*Exercise brief*.
Word for word, print each line of the listing below; pictures stay out.

*Information given*.
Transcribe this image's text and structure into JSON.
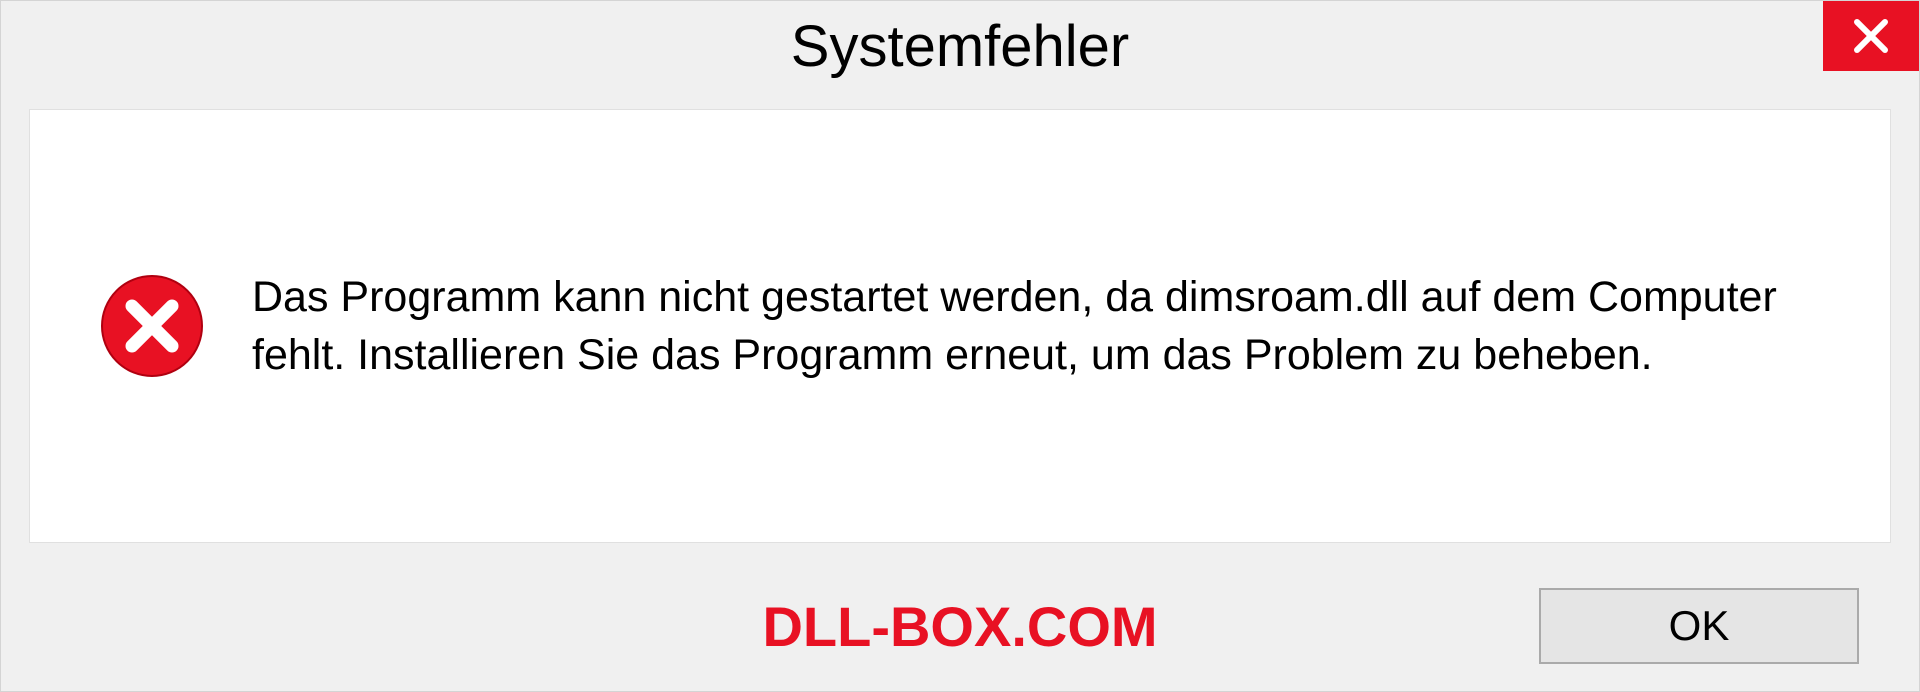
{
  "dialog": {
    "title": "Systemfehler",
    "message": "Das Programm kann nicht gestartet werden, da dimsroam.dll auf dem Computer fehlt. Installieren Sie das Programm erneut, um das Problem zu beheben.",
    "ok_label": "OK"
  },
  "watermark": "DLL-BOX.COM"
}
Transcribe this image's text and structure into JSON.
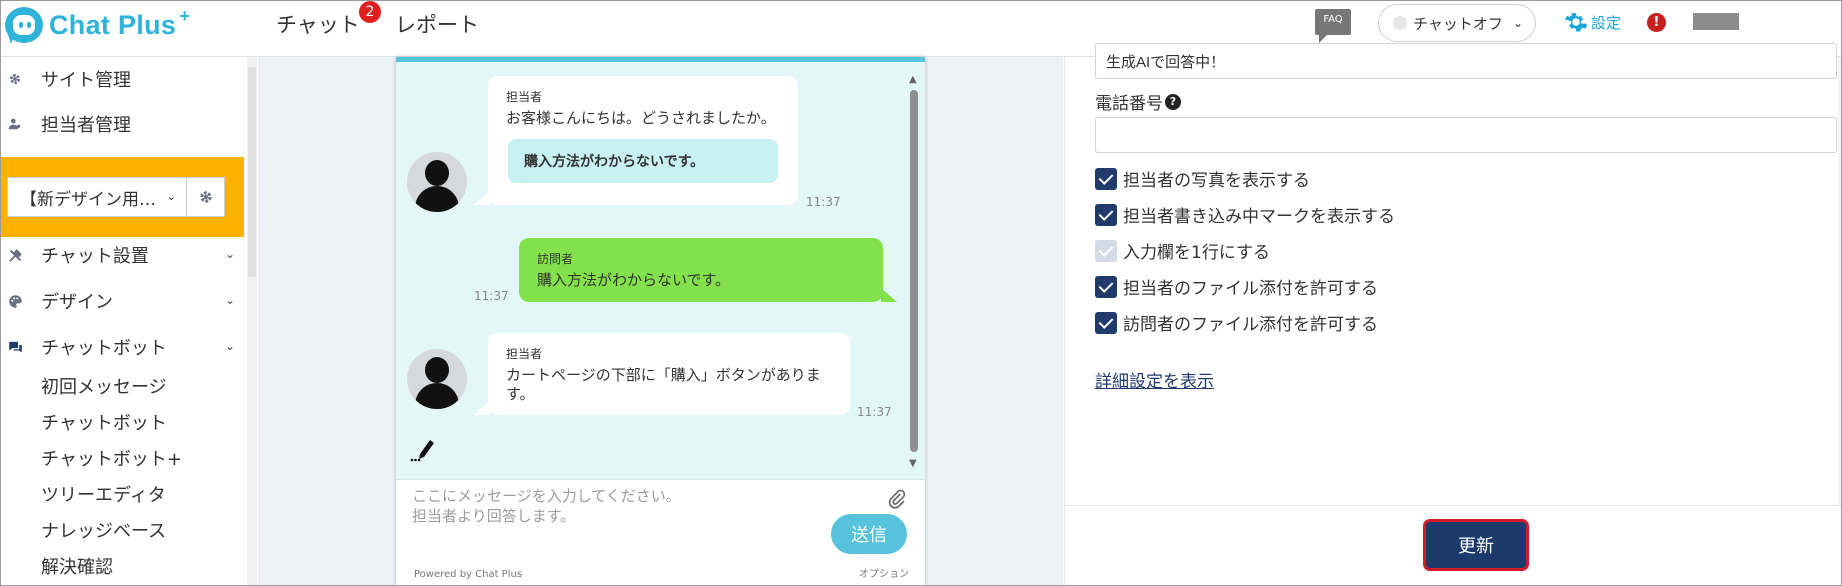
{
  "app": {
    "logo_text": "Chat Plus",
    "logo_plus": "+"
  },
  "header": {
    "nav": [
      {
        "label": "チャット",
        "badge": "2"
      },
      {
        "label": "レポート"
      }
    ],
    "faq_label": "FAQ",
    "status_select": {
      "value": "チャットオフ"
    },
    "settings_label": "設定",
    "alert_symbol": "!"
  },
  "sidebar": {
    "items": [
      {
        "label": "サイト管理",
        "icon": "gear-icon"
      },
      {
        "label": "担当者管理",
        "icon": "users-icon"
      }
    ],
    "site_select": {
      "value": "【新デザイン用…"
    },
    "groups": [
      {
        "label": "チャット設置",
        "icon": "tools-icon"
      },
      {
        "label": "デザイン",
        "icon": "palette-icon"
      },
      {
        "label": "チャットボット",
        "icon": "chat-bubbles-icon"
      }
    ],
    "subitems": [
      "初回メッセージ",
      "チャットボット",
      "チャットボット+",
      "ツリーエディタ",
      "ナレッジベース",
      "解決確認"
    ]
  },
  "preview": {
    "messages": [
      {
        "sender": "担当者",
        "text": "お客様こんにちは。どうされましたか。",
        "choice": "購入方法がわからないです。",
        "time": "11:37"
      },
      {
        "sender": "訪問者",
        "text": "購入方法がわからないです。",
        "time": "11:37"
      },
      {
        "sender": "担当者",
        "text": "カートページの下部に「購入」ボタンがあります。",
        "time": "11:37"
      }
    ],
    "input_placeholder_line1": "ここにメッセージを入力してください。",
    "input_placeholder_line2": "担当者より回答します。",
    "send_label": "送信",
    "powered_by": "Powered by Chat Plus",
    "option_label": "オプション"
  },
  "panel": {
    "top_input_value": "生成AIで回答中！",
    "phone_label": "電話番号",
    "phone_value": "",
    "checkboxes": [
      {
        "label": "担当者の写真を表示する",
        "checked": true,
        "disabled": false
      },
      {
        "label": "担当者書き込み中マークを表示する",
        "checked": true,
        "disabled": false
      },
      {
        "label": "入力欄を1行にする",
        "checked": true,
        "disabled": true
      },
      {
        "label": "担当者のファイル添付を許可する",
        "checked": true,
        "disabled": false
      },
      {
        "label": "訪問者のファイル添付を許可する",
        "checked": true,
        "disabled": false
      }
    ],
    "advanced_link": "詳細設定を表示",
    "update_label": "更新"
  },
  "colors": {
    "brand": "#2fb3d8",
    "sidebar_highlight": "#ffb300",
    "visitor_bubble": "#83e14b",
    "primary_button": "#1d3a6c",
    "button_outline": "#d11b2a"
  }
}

*Solution to this task*.
Transcribe this image's text and structure into JSON.
{
  "dialog": {
    "title": "Systemfehler",
    "message": "Das Programm kann nicht gestartet werden, da dimsroam.dll auf dem Computer fehlt. Installieren Sie das Programm erneut, um das Problem zu beheben.",
    "ok_label": "OK"
  },
  "watermark": "DLL-BOX.COM"
}
Transcribe this image's text and structure into JSON.
{
  "app": {
    "logo_text": "Chat Plus",
    "logo_plus": "+"
  },
  "header": {
    "nav": [
      {
        "label": "チャット",
        "badge": "2"
      },
      {
        "label": "レポート"
      }
    ],
    "faq_label": "FAQ",
    "status_select": {
      "value": "チャットオフ"
    },
    "settings_label": "設定",
    "alert_symbol": "!"
  },
  "sidebar": {
    "items": [
      {
        "label": "サイト管理",
        "icon": "gear-icon"
      },
      {
        "label": "担当者管理",
        "icon": "users-icon"
      }
    ],
    "site_select": {
      "value": "【新デザイン用…"
    },
    "groups": [
      {
        "label": "チャット設置",
        "icon": "tools-icon"
      },
      {
        "label": "デザイン",
        "icon": "palette-icon"
      },
      {
        "label": "チャットボット",
        "icon": "chat-bubbles-icon"
      }
    ],
    "subitems": [
      "初回メッセージ",
      "チャットボット",
      "チャットボット+",
      "ツリーエディタ",
      "ナレッジベース",
      "解決確認"
    ]
  },
  "preview": {
    "messages": [
      {
        "sender": "担当者",
        "text": "お客様こんにちは。どうされましたか。",
        "choice": "購入方法がわからないです。",
        "time": "11:37"
      },
      {
        "sender": "訪問者",
        "text": "購入方法がわからないです。",
        "time": "11:37"
      },
      {
        "sender": "担当者",
        "text": "カートページの下部に「購入」ボタンがあります。",
        "time": "11:37"
      }
    ],
    "input_placeholder_line1": "ここにメッセージを入力してください。",
    "input_placeholder_line2": "担当者より回答します。",
    "send_label": "送信",
    "powered_by": "Powered by Chat Plus",
    "option_label": "オプション"
  },
  "panel": {
    "top_input_value": "生成AIで回答中！",
    "phone_label": "電話番号",
    "phone_value": "",
    "checkboxes": [
      {
        "label": "担当者の写真を表示する",
        "checked": true,
        "disabled": false
      },
      {
        "label": "担当者書き込み中マークを表示する",
        "checked": true,
        "disabled": false
      },
      {
        "label": "入力欄を1行にする",
        "checked": true,
        "disabled": true
      },
      {
        "label": "担当者のファイル添付を許可する",
        "checked": true,
        "disabled": false
      },
      {
        "label": "訪問者のファイル添付を許可する",
        "checked": true,
        "disabled": false
      }
    ],
    "advanced_link": "詳細設定を表示",
    "update_label": "更新"
  },
  "colors": {
    "brand": "#2fb3d8",
    "sidebar_highlight": "#ffb300",
    "visitor_bubble": "#83e14b",
    "primary_button": "#1d3a6c",
    "button_outline": "#d11b2a"
  }
}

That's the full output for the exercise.